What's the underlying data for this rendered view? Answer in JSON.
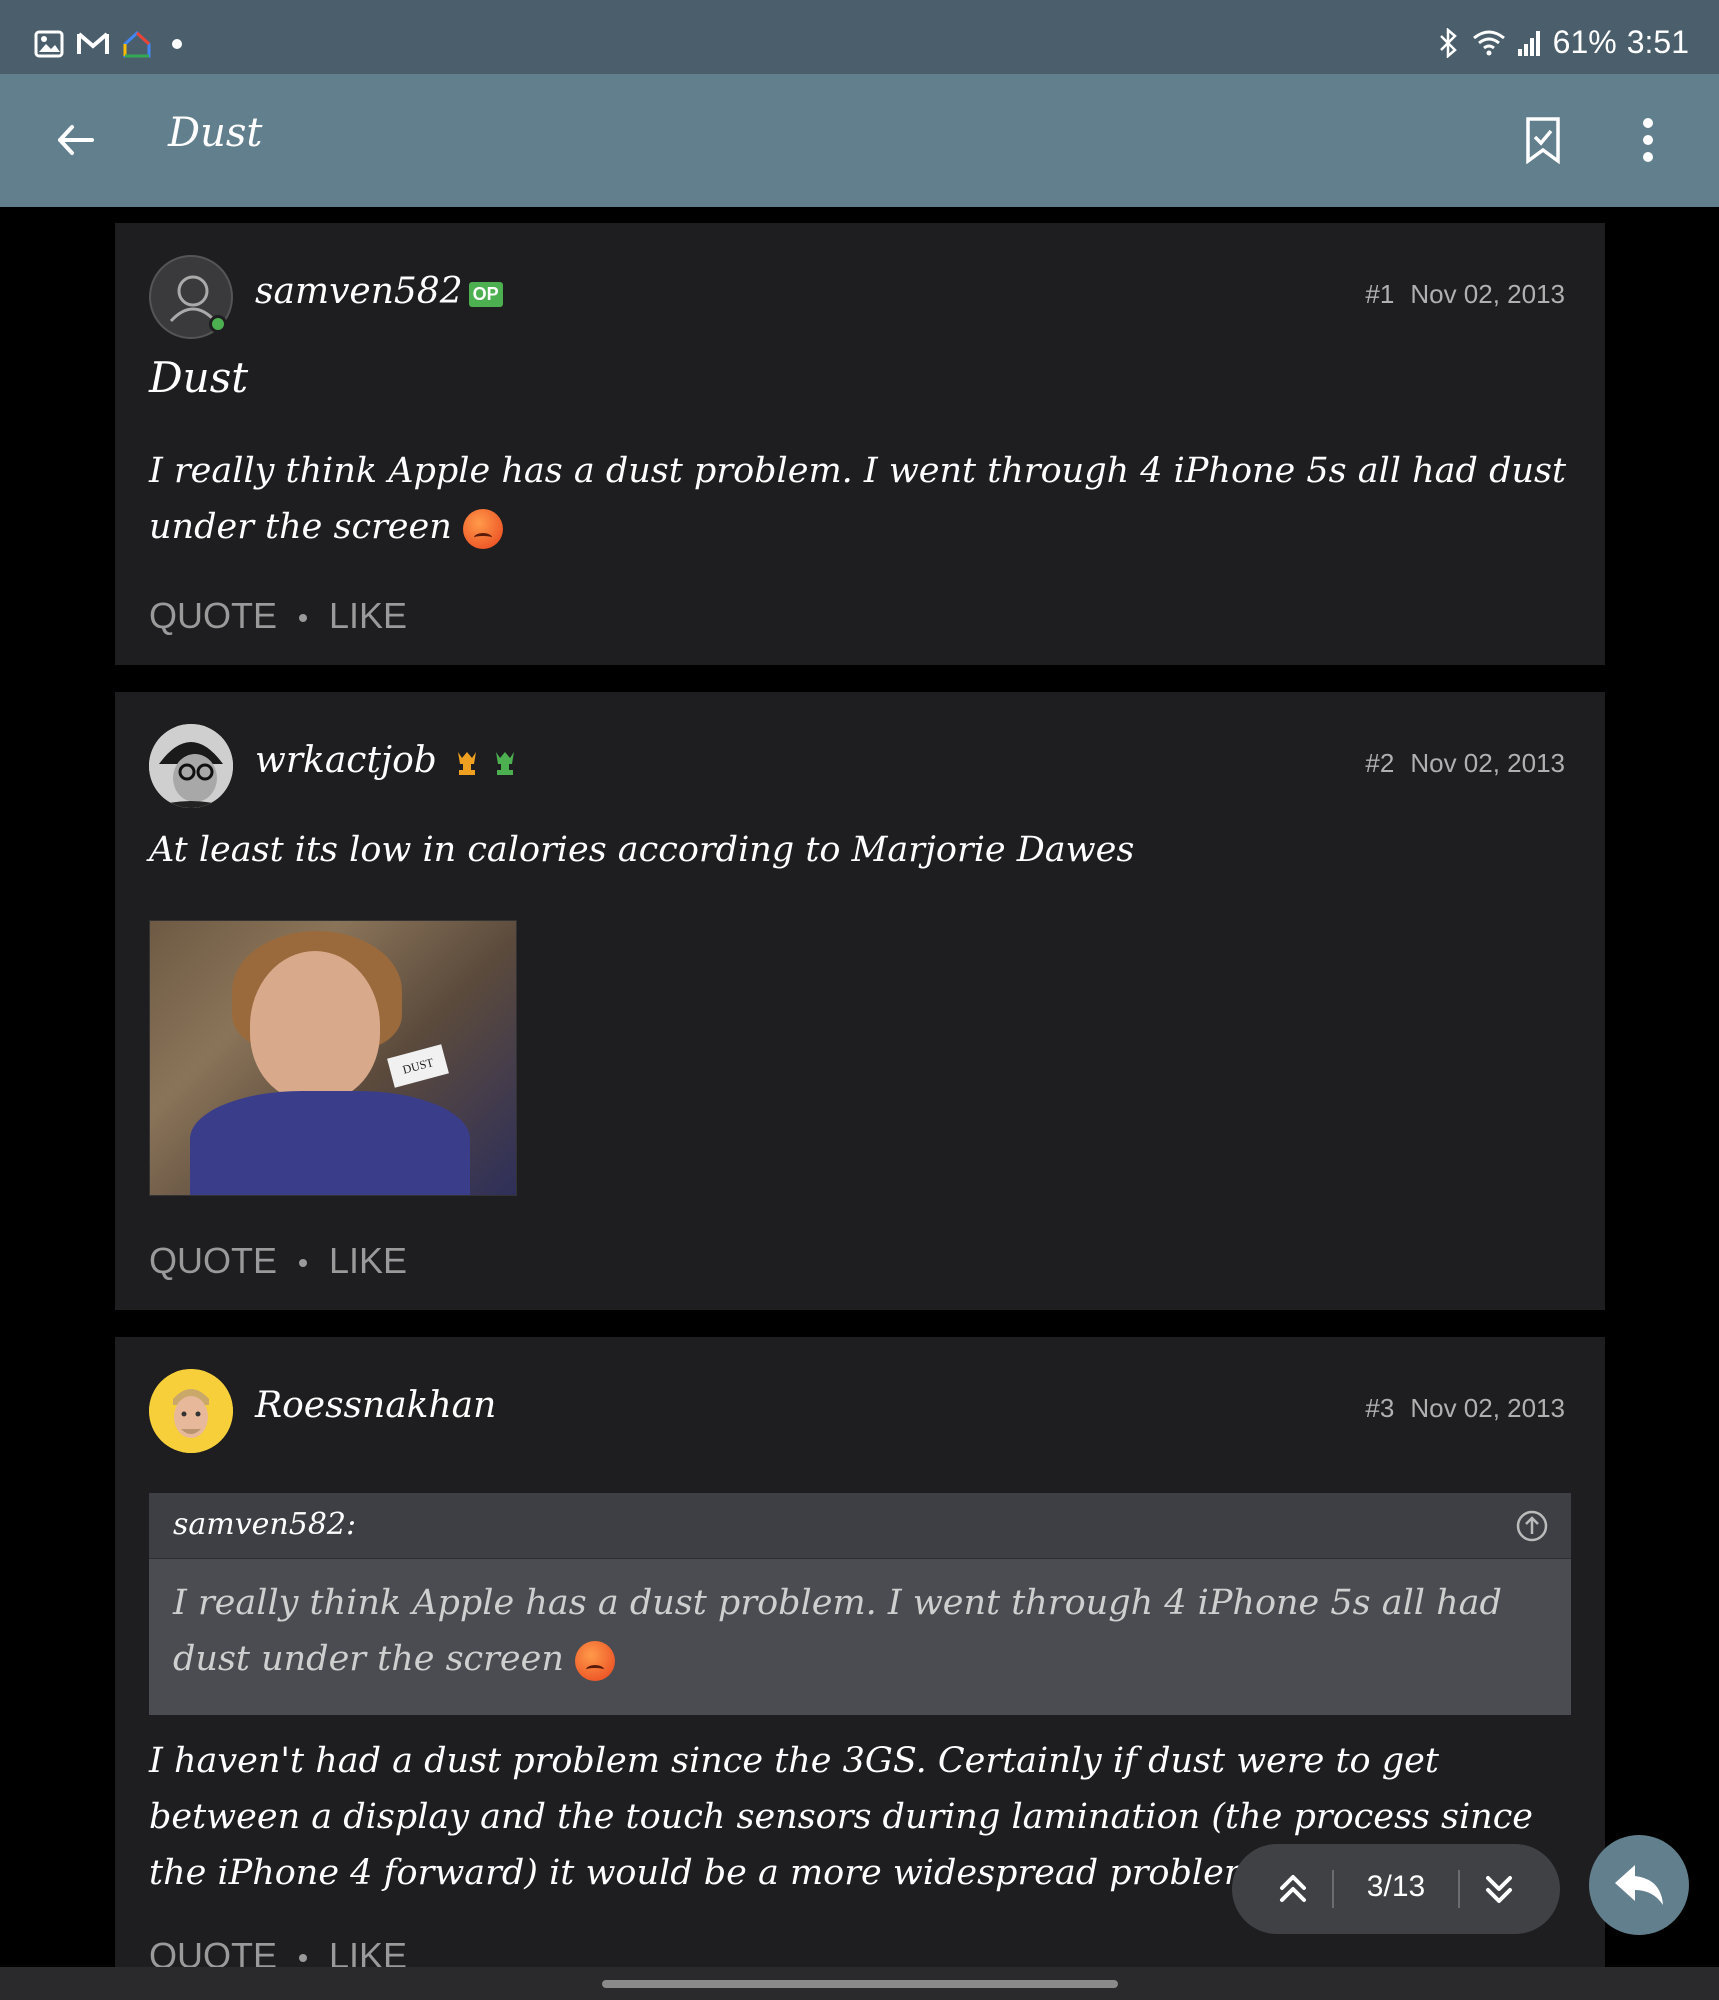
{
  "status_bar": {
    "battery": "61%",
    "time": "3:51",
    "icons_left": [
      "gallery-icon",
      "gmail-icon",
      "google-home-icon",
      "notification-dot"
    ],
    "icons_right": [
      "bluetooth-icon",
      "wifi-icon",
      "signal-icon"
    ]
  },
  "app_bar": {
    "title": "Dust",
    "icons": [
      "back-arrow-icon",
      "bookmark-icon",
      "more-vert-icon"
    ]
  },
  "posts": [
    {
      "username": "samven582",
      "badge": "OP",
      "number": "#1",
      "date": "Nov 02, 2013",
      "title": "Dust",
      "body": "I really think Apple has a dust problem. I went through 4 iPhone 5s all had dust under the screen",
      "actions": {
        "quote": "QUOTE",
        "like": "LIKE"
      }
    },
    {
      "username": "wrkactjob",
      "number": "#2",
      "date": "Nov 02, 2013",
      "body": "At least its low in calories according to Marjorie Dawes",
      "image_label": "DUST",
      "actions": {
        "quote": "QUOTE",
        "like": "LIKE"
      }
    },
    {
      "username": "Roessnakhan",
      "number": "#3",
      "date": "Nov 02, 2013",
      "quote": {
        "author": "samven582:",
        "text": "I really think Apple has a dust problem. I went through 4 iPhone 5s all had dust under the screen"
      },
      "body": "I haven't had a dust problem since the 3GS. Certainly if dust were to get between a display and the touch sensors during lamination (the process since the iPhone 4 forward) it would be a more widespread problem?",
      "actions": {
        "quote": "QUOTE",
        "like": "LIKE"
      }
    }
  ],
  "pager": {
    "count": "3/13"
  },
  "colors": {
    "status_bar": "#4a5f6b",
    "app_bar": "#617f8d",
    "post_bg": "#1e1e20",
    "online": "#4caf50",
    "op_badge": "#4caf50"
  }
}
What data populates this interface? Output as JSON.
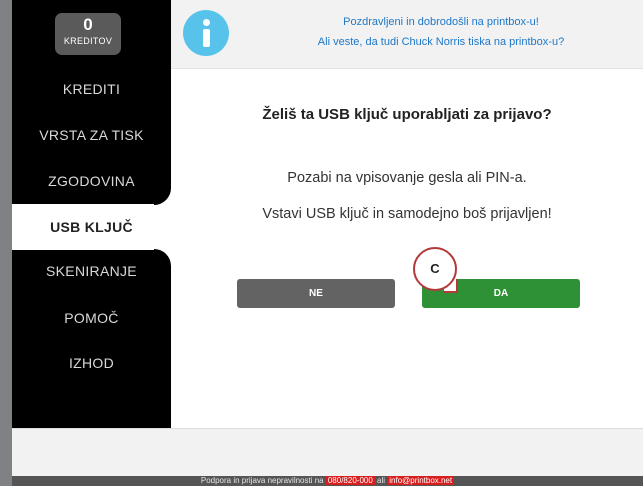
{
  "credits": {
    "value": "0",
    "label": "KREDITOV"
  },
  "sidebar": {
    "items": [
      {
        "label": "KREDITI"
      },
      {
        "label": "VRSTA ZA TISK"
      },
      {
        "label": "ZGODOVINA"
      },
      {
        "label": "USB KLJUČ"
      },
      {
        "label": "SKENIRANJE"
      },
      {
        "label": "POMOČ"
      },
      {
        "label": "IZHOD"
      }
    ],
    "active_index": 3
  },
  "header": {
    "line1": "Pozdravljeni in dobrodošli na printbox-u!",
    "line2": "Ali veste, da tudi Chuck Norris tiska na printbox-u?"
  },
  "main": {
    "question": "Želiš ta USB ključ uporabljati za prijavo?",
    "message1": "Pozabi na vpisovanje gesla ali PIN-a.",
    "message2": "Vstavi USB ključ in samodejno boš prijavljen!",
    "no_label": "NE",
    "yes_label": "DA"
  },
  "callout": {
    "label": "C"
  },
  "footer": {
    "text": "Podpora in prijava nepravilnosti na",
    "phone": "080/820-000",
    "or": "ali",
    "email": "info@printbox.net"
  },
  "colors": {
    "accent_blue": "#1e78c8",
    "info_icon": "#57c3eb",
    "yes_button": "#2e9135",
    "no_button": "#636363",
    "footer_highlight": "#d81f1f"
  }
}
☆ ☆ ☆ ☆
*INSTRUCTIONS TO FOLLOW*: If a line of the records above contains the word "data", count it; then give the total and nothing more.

*RESULT FOR THIS TASK*: 2